▸ **BRIEF**: The result should be an exact copy of every record, with no pictures kept.
--- TASK DATA ---
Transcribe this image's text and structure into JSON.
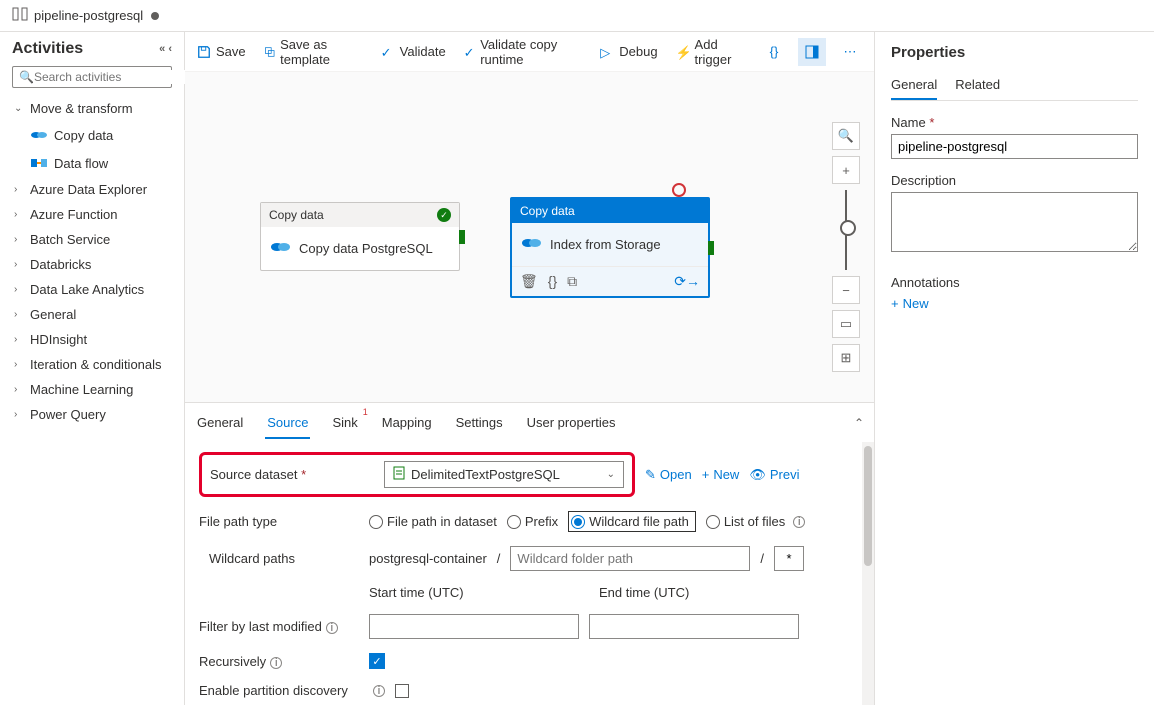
{
  "tab": {
    "title": "pipeline-postgresql"
  },
  "sidebar": {
    "title": "Activities",
    "search_placeholder": "Search activities",
    "group_move": "Move & transform",
    "items": {
      "copy_data": "Copy data",
      "data_flow": "Data flow"
    },
    "groups": [
      "Azure Data Explorer",
      "Azure Function",
      "Batch Service",
      "Databricks",
      "Data Lake Analytics",
      "General",
      "HDInsight",
      "Iteration & conditionals",
      "Machine Learning",
      "Power Query"
    ]
  },
  "toolbar": {
    "save": "Save",
    "save_tmpl": "Save as template",
    "validate": "Validate",
    "validate_copy": "Validate copy runtime",
    "debug": "Debug",
    "add_trigger": "Add trigger"
  },
  "canvas": {
    "node1": {
      "type": "Copy data",
      "title": "Copy data PostgreSQL"
    },
    "node2": {
      "type": "Copy data",
      "title": "Index from Storage"
    }
  },
  "tabs": {
    "general": "General",
    "source": "Source",
    "sink": "Sink",
    "mapping": "Mapping",
    "settings": "Settings",
    "user_props": "User properties"
  },
  "form": {
    "source_dataset_label": "Source dataset",
    "source_dataset_value": "DelimitedTextPostgreSQL",
    "open": "Open",
    "new": "New",
    "preview": "Previ",
    "file_path_type_label": "File path type",
    "fpt_options": {
      "in_dataset": "File path in dataset",
      "prefix": "Prefix",
      "wildcard": "Wildcard file path",
      "list": "List of files"
    },
    "wildcard_paths_label": "Wildcard paths",
    "wildcard_container": "postgresql-container",
    "wildcard_folder_placeholder": "Wildcard folder path",
    "wildcard_star": "*",
    "start_time": "Start time (UTC)",
    "end_time": "End time (UTC)",
    "filter_label": "Filter by last modified",
    "recursively": "Recursively",
    "partition": "Enable partition discovery"
  },
  "props": {
    "title": "Properties",
    "tabs": {
      "general": "General",
      "related": "Related"
    },
    "name_label": "Name",
    "name_value": "pipeline-postgresql",
    "desc_label": "Description",
    "annotations": "Annotations",
    "new": "New"
  }
}
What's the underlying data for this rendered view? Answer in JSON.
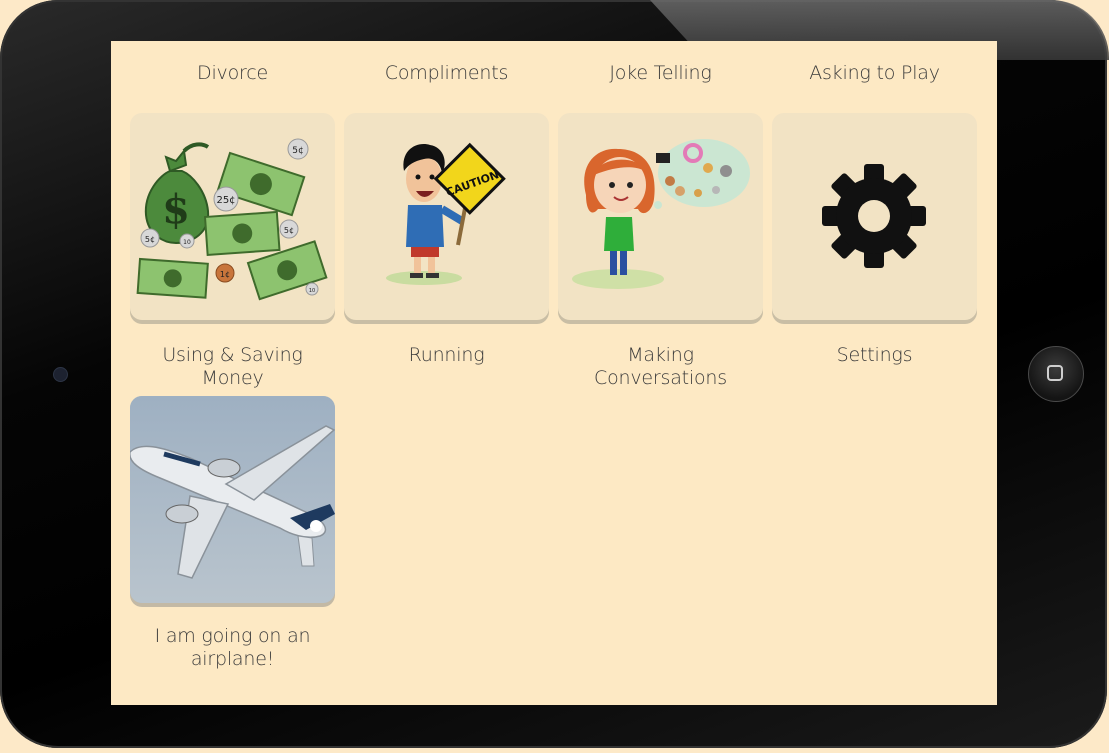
{
  "top_labels": [
    "Divorce",
    "Compliments",
    "Joke Telling",
    "Asking to Play"
  ],
  "row1": [
    {
      "label": "Using & Saving Money",
      "icon": "money-icon"
    },
    {
      "label": "Running",
      "icon": "caution-sign-boy-icon",
      "sign_text": "CAUTION"
    },
    {
      "label": "Making Conversations",
      "icon": "girl-thinking-icon"
    },
    {
      "label": "Settings",
      "icon": "gear-icon"
    }
  ],
  "row2": [
    {
      "label": "I am going on an airplane!",
      "icon": "airplane-icon"
    }
  ],
  "money_icon_text": [
    "$",
    "5¢",
    "25¢",
    "5¢",
    "10",
    "5¢",
    "1¢",
    "10"
  ],
  "colors": {
    "screen": "#fde9c4",
    "tile": "#f2e3c4",
    "text": "#3b3b3b"
  }
}
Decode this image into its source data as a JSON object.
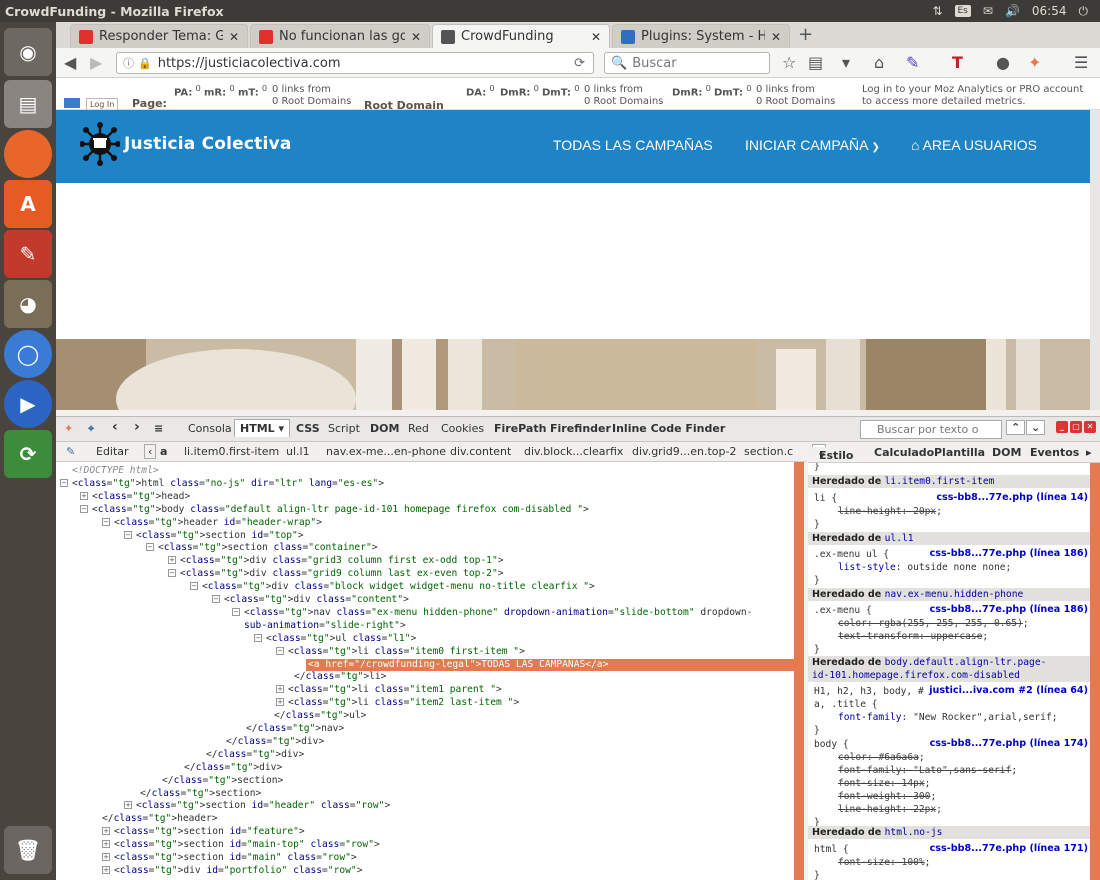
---
▸ **RESPONSE**:
Transcribe this image's text and structure into JSON.
{
  "tab": {
    "title": "pipeline-postgresql"
  },
  "sidebar": {
    "title": "Activities",
    "search_placeholder": "Search activities",
    "group_move": "Move & transform",
    "items": {
      "copy_data": "Copy data",
      "data_flow": "Data flow"
    },
    "groups": [
      "Azure Data Explorer",
      "Azure Function",
      "Batch Service",
      "Databricks",
      "Data Lake Analytics",
      "General",
      "HDInsight",
      "Iteration & conditionals",
      "Machine Learning",
      "Power Query"
    ]
  },
  "toolbar": {
    "save": "Save",
    "save_tmpl": "Save as template",
    "validate": "Validate",
    "validate_copy": "Validate copy runtime",
    "debug": "Debug",
    "add_trigger": "Add trigger"
  },
  "canvas": {
    "node1": {
      "type": "Copy data",
      "title": "Copy data PostgreSQL"
    },
    "node2": {
      "type": "Copy data",
      "title": "Index from Storage"
    }
  },
  "tabs": {
    "general": "General",
    "source": "Source",
    "sink": "Sink",
    "mapping": "Mapping",
    "settings": "Settings",
    "user_props": "User properties"
  },
  "form": {
    "source_dataset_label": "Source dataset",
    "source_dataset_value": "DelimitedTextPostgreSQL",
    "open": "Open",
    "new": "New",
    "preview": "Previ",
    "file_path_type_label": "File path type",
    "fpt_options": {
      "in_dataset": "File path in dataset",
      "prefix": "Prefix",
      "wildcard": "Wildcard file path",
      "list": "List of files"
    },
    "wildcard_paths_label": "Wildcard paths",
    "wildcard_container": "postgresql-container",
    "wildcard_folder_placeholder": "Wildcard folder path",
    "wildcard_star": "*",
    "start_time": "Start time (UTC)",
    "end_time": "End time (UTC)",
    "filter_label": "Filter by last modified",
    "recursively": "Recursively",
    "partition": "Enable partition discovery"
  },
  "props": {
    "title": "Properties",
    "tabs": {
      "general": "General",
      "related": "Related"
    },
    "name_label": "Name",
    "name_value": "pipeline-postgresql",
    "desc_label": "Description",
    "annotations": "Annotations",
    "new": "New"
  }
}
What's the underlying data for this rendered view? Answer in JSON.
{
  "top_labels": [
    "Divorce",
    "Compliments",
    "Joke Telling",
    "Asking to Play"
  ],
  "row1": [
    {
      "label": "Using & Saving Money",
      "icon": "money-icon"
    },
    {
      "label": "Running",
      "icon": "caution-sign-boy-icon",
      "sign_text": "CAUTION"
    },
    {
      "label": "Making Conversations",
      "icon": "girl-thinking-icon"
    },
    {
      "label": "Settings",
      "icon": "gear-icon"
    }
  ],
  "row2": [
    {
      "label": "I am going on an airplane!",
      "icon": "airplane-icon"
    }
  ],
  "money_icon_text": [
    "$",
    "5¢",
    "25¢",
    "5¢",
    "10",
    "5¢",
    "1¢",
    "10"
  ],
  "colors": {
    "screen": "#fde9c4",
    "tile": "#f2e3c4",
    "text": "#3b3b3b"
  }
}
Decode this image into its source data as a JSON object.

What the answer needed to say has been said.